A larger town on the coast is Arcachon, due west of Bordeaux. The town itself is very popular and interesting to see. There is a small, protected bay, Le Bassin d’Arcachon, with milder waves for children.

Just south of Arcachon is the famed Dune du Pilat, the largest sand dune in Europe, at two miles wide. You can access the dune by stairs. Near Arcachon is the smaller town of Le Pyla-sur-Mer. The beach there is La Corniche, if you enjoy smaller towns and beaches. (Find a road trip in this area and throughout the Bordeaux region in my book, Hit the Road in France: 9 Road Trip Itineraries Across France, just updated and expanded.)

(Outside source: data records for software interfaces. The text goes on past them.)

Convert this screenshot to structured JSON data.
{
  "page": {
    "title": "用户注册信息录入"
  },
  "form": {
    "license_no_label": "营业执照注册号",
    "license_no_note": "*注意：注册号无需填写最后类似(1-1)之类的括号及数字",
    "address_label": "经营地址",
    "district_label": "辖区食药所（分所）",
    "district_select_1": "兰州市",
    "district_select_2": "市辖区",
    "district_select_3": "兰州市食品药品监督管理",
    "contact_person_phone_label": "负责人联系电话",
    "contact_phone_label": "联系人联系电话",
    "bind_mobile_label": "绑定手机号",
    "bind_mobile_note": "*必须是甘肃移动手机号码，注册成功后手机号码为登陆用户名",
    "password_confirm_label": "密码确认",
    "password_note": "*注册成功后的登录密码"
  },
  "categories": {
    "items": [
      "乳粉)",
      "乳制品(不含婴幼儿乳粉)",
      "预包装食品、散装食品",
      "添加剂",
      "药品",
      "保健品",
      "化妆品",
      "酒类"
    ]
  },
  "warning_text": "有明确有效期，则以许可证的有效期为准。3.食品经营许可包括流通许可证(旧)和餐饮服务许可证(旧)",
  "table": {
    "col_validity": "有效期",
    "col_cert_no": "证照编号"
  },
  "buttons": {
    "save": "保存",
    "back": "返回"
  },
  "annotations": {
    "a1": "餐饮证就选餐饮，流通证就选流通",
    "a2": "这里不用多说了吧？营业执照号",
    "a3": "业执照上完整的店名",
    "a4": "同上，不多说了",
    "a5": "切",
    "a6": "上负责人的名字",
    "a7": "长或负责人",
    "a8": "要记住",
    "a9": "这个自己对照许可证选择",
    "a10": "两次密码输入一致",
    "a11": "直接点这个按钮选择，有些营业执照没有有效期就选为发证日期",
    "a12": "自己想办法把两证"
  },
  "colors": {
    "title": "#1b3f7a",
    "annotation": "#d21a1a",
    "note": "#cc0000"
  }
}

Going south in a nearly straight coastal line, you’ll find Mimizan, a popular beach resort. There’s a town and a resort, two distinct areas. You can escape from one to the other if you need to! Mimizan Plage is a beach resort, a clean family beach. Along with six beaches, you’ll find shops, restaurants, and all you’d expect at a resort.

The town of Mimizan is known as a Ville Fleurie, a town awarded for many flowers in the town. Nearby is the Aureilhan Lake, for nature trails, picnics, and boating. At one end is the Promenade Fleurie, a 40-minute walk through flowers and beautiful plants.



This town is north of Biarritz and, like Mimizan, is divided into the beach section and the town. You’ll find beaches in both sections, with the port and beachfront restaurants to the north of the town. Several beaches connect to each other. They are long and sandy, and you can find some that aren’t too crowded. You’ll see a jetty erected by Napoleon where you can still walk to the end for good views.



These three towns are clustered together. You’ve likely heard of Biarritz. It’s known to be glitzy, but has its fun and down-to-earth aspects as well. It’s a haven of surfing as well as all things beach resort. It touches the town of Anglet and a bit further east is Bayonne, where the famous Bayonne ham comes from. Nearby is the town of Hossegor, another beach resort and surfing destination.

(Top image is Biarritz, aerial view)


St. Jean-de-Luz

This picturesque town is enough of a draw by itself. Add to that a long, sandy beach and you have a perfect combination. Along with that, the atmosphere blends French and Basque culture. Surf, sail, dive, lie in the sun then hit some of the shops, restaurants, and cafés. You’re not far from Biarritz if you want to include both on your beachy vacation.



Southwest France is well-known as the European capital of surfing. It’s no mystery since Biarritz was the birthplace of surfing. The waves in the town of Anglet (north of Biarritz), are well-known to be challenging and well-suited to experienced surfers. However, even a beginner can take half-day lessons in Biarritz or in many other towns along the Basque coast to get their feet wet. So to speak. Boards and wetsuits are included.

La Plage d’Hendaye is known for gentler waves and is good for beginners. It’s on the border of Spain. For the more experienced, Capbreton and Hossegor (north of Biarritz) are good choices. Surfing is woven into the culture of this part of France. If you don’t partake, it’s fun to watch those who do.

So, these three posts on the French Atlantic coastline should give you plenty of new options for your French beach vacation, for decades to come!

Related Posts

Hidden Beaches in Brittany, France

French Beaches: Roundup

The Northern Tip: Beach Tour